Liverpool Sound and Vision Rating 8.5/10
Cast: Rachel Dawson, Diogo Gomes, Lloyd Gormon, T. J. Holmes, Ruri James, Avita Jay, Keziah Joseph, Chipo Kureya, Dyfrig Morris, Deborah Oyelade, Tripti Tripuraneni.
The life of a writer and their creation is often seen as being so intertwined that when the reader takes a more interested look, a more critical eye over what they are being implored to read, often the join seems to flush, that whatever the writer of the novel has written must be what they believe in their own hearts.
For Rudyard Kipling especially, his life and work have been the subject of debate, sometimes forgiving, often seen as a dark stain on literature; it is an argument that sometimes is destructive to the beauty in the prose and one especially that has seen the much loved The Jungle Book volumes come under intense scrutiny and with eyes that were not products of the environment that Mr. Kipling drew upon.
To capture the heart of a much loved book, to see it explode and smoulder with passion on the stage, then that is too honour with great respect the author and the work completely. The sheer scope of the endeavour by the cast, by the writer of the production, Jessica Swale, and the incredibly gifted shape of the music by Joe Stilgoe is one that undoubtedly would have been unimaginable in the days when poet and author Rudyard Kipling made good the tales of the jungle, of humanity’s balance with nature in the form of the young man-cub Mowgli and the animals that called the jungle their home.
Yet it is to modern day thought that we are able to see the stories in a new light and without the fuzzy nostalgia associated with Disney, it is in the dance, of song and the layering of a good and truthful respective to which this particular production of The Jungle Book works.
Jessica Swale takes the idea of the animal further, the personality first envisaged by the author and then in Disney’s celebrated feature length cartoon, is given a fresh set of ideas, the very best and worst of Humanity’s prints and shaping of the world in their image and perceived ideals and at the downfall of many creatures that have shared their world with us, is framed with sincerity and drama, jealousy, power, dominated and the frightened, the bluster, the joyous, the laughter, the love, and the hoped for compassion we all seek, is imprinted with great care in this production at the Liverpool Playhouse.

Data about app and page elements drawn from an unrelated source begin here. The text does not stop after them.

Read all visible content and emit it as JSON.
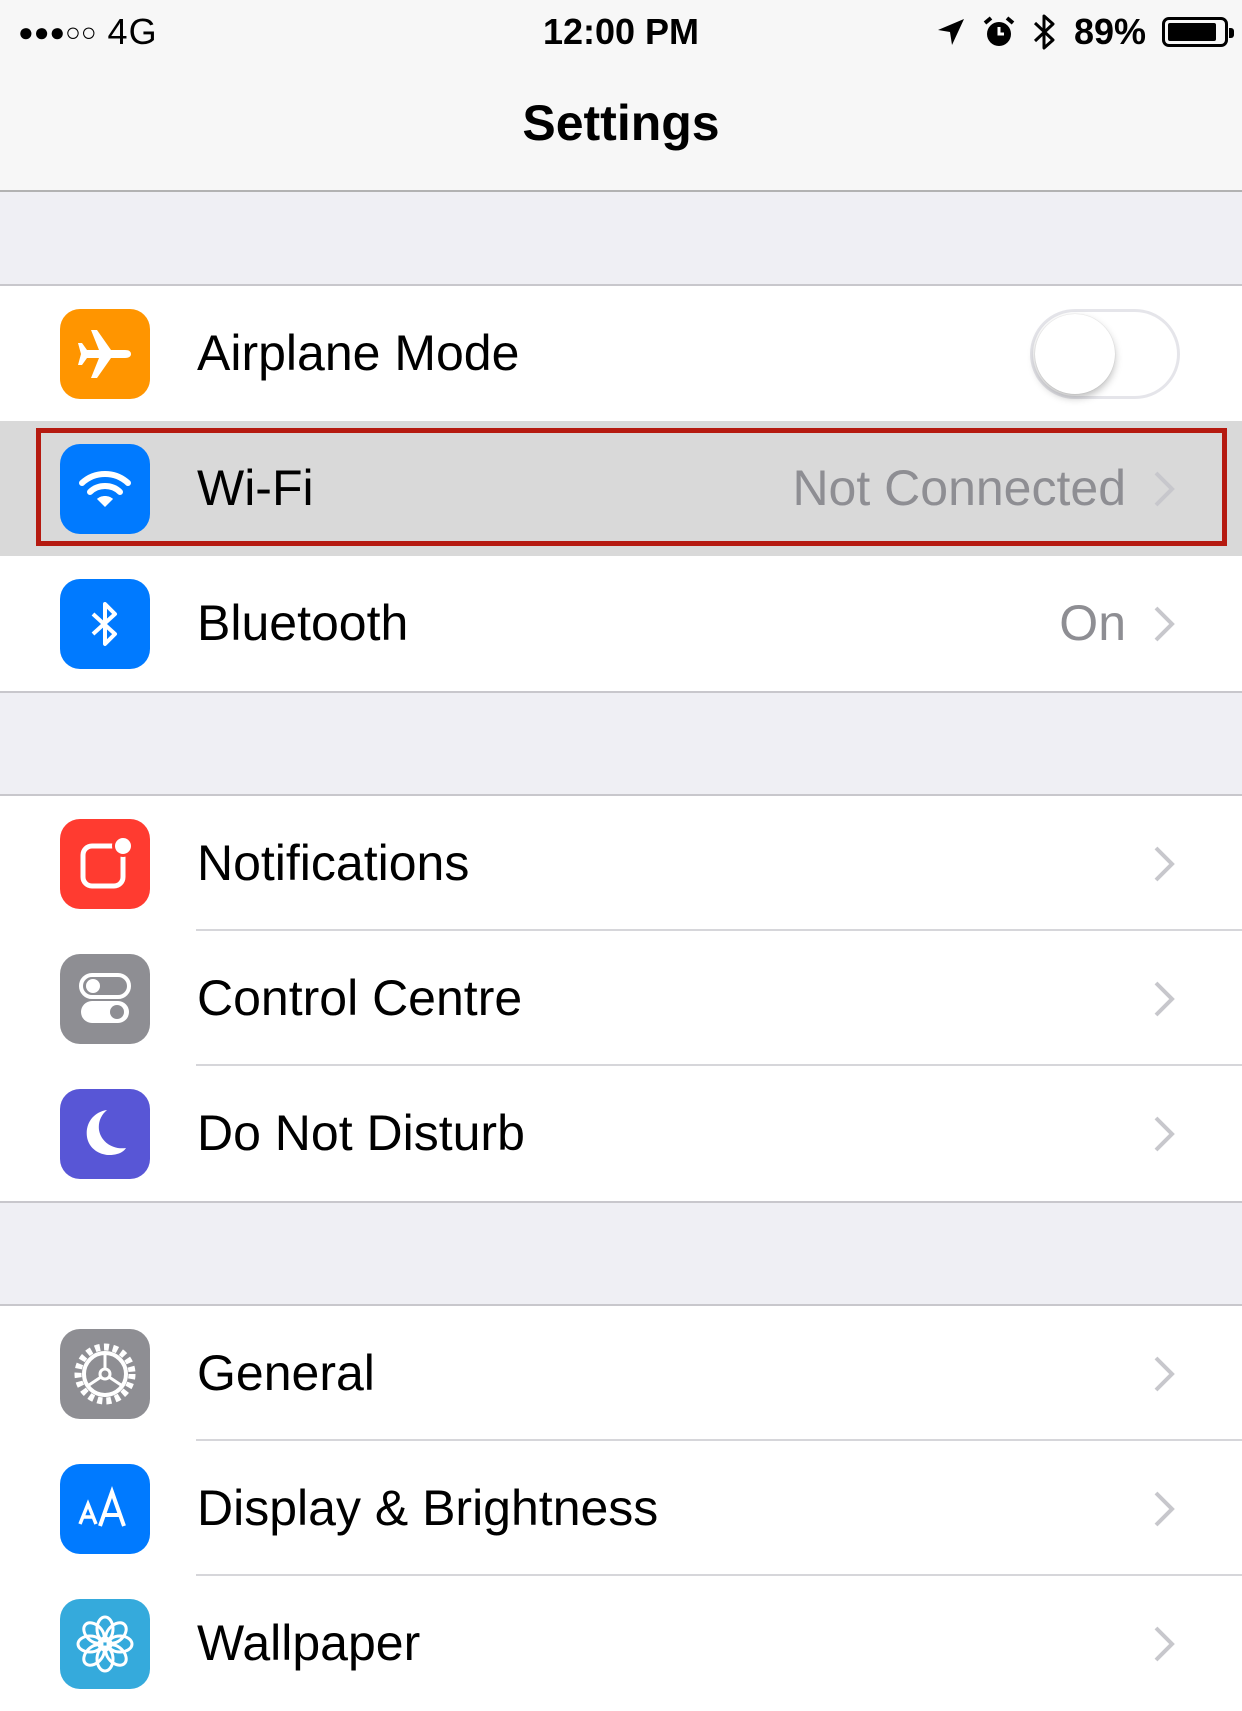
{
  "status_bar": {
    "signal_dots": "●●●○○",
    "network": "4G",
    "time": "12:00 PM",
    "battery_percent": "89%",
    "battery_level": 0.89,
    "icons": [
      "location-arrow-icon",
      "alarm-clock-icon",
      "bluetooth-icon",
      "battery-icon"
    ]
  },
  "nav": {
    "title": "Settings"
  },
  "groups": [
    {
      "rows": [
        {
          "label": "Airplane Mode",
          "icon": "airplane-icon",
          "icon_bg": "#ff9500",
          "control": "toggle",
          "toggle_on": false
        },
        {
          "label": "Wi-Fi",
          "icon": "wifi-icon",
          "icon_bg": "#007aff",
          "detail": "Not Connected",
          "highlighted": true
        },
        {
          "label": "Bluetooth",
          "icon": "bluetooth-icon",
          "icon_bg": "#007aff",
          "detail": "On"
        }
      ]
    },
    {
      "rows": [
        {
          "label": "Notifications",
          "icon": "notifications-icon",
          "icon_bg": "#ff3b30"
        },
        {
          "label": "Control Centre",
          "icon": "control-centre-icon",
          "icon_bg": "#8e8e93"
        },
        {
          "label": "Do Not Disturb",
          "icon": "moon-icon",
          "icon_bg": "#5856d6"
        }
      ]
    },
    {
      "rows": [
        {
          "label": "General",
          "icon": "gear-icon",
          "icon_bg": "#8e8e93"
        },
        {
          "label": "Display & Brightness",
          "icon": "text-size-icon",
          "icon_bg": "#007aff"
        },
        {
          "label": "Wallpaper",
          "icon": "flower-icon",
          "icon_bg": "#35aadc"
        }
      ]
    }
  ],
  "colors": {
    "highlight_frame": "#b51a10",
    "detail_text": "#8e8e93",
    "group_background": "#efeff4"
  }
}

With superb performances by Dyfrig Morris as Balloo, Deborah Oyelade as Bagheera and a truly terrific sense of passion for the role of Mowgli emanating from Keziah Joseph, The Jungle Book is a wonderfully imagined sense of theatre, one that gets under the skin in true style and remains resolute in its purpose to educate as well as entertain. A playful and lovingly presented moment in theatre in Liverpool
Ian D. Hall